Plot: A deep cut into the days and nights of a public school teacher in the San Fernando Valley.
Review: Over the course of his career, Joseph Gordon-Levitt has gone from child actor (3rd Rock From The Sun, Angels in the Outfield) to indie darling (500 Days of Summer, Looper) to big-budget wunderkind (Inception, The Dark Knight Rises). Through all of that, he has also managed to make comedies, foster an entire online community via his HitRecord website, and direct the well-received Don Jon. Now, at 40 years old, Gordon-Levitt has created a series that epitomizes all of his creative talents into one chronicle of an average man searching for meaning in a world of ennui. Mr. Corman is a showcase for his skills as a writer, director, and actor despite not being nearly as funny as it thinks it is.
The pairing of Joseph Gordon-Levitt with indie powerhouse A24 comes with expectations that this series largely fulfills. Financed by Apple, Mr. Corman benefits from having a budget far higher than if it had been a feature film or on any other streaming platform. Spread over 10 episodes, this is a fairly intimate collection of moments from the life of a man struggling to find his place in the world. In each chapter, we learn a little more about who Josh Corman is beyond his failed music career, day job as a middle school teacher, and overall lack of romantic prospects. This is all coupled with fantastic elements, including animation, musical numbers, and even an impending asteroid representing his anxiety.

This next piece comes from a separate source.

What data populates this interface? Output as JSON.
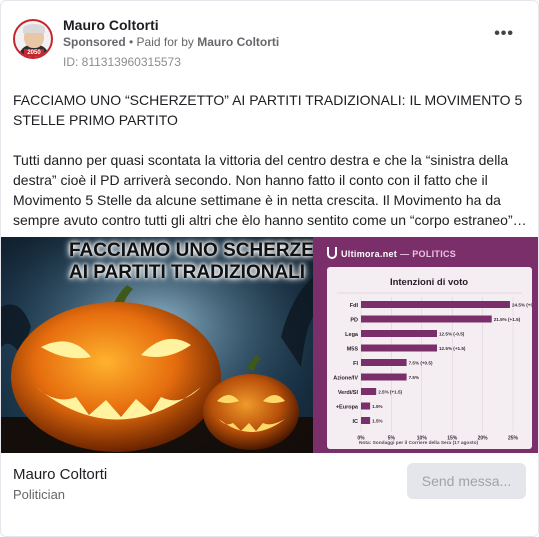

Mr. Corman presents the epitome of characters played by Joseph Gordon-Levitt. The polar opposite of the manic pixie dream girl motif, Josh Corman is a depressed anxious Millennial male dealing with everything from absentee fathers to online dating, erectile dysfunction to mental health, failed ambitions, and much more. This series could easily be written off as being focused on a whiny, privileged white male complaining about his life while others are suffering far worse, but it should instead be looked at as a portrait of an average person dissatisfied with their station in life who struggles to blame anyone but himself. His journey to mental health and acceptance takes him on a roundabout journey to understanding his place in the world and whether or not everyone truly matters.
What could have made a quaint indie film is expanded to over five hours which some may find to be tedious, but I thoroughly enjoyed. Not a whole lot happens over the course of this story with many sequences focused on everyday moments in Josh’s life like a child’s birthday party, phone conversations with call center operators, and interactions with friends and family. What helps is Gordon Levitt’s ensemble cast including the always great Debra Winger, Hugo Weaving, Juno Temple, and Jamie Chung. The standout is Arturo Castro who plays Josh’s roommate, Victor. Castro has done great work in series like Narcos and Silicon Valley but shines as a mirror to Josh’s loneliness but for many different reasons. The scenes the two actors share are a highlight, but Castro gets to shine in the fourth episode that is centered entirely on his character.
Where Mr. Corman succeeds mostly is in achieving the story that Don Jon failed to tell. Gordon-Levitt inhabited both characters deftly, but Don Jon had him physically transform into his character while Josh Corman seems much more of a natural performance. All of the actors here feel like real people having real conversations, punctuated by moments of authenticity that are blended with fantastical and surreal accents. The first episode showcases a scene at a nightclub where a conversation is set in a long take that rotates around the characters in a beautifully achieved moment of filmmaking. Later in that same episode, an argument ends with a sudden shift into an animated sequence that displaced the viewer as much as it fits right into the tone of the entire series.
As a series, Mr. Corman does require some commitment from the viewer as watching it in the weekly episode release format that Apple uses may make things feel like they are dragging. Being able to watch the series in a single sitting gave me a more cohesive experience of what Joseph Gordon-Levitt was going for. Individually, these episodes have a lot of ideas going on. Like HitRecord projects, Mr. Corman is a combination of a lot of good ideas that work independently but don’t always equal a complete project. There is a lot to like here, especially the performances by the entire cast, especially Joseph Gordon-Levitt. This is a story that evokes memories of the actor’s other work, especially 500 Days of Summer and Don Jon. It works as a collection of moments and ideas, scenes and feelings, but taken all together it just comes up short of being as good as it could have been.
Mr. Corman premieres on August 6th on AppleTV+.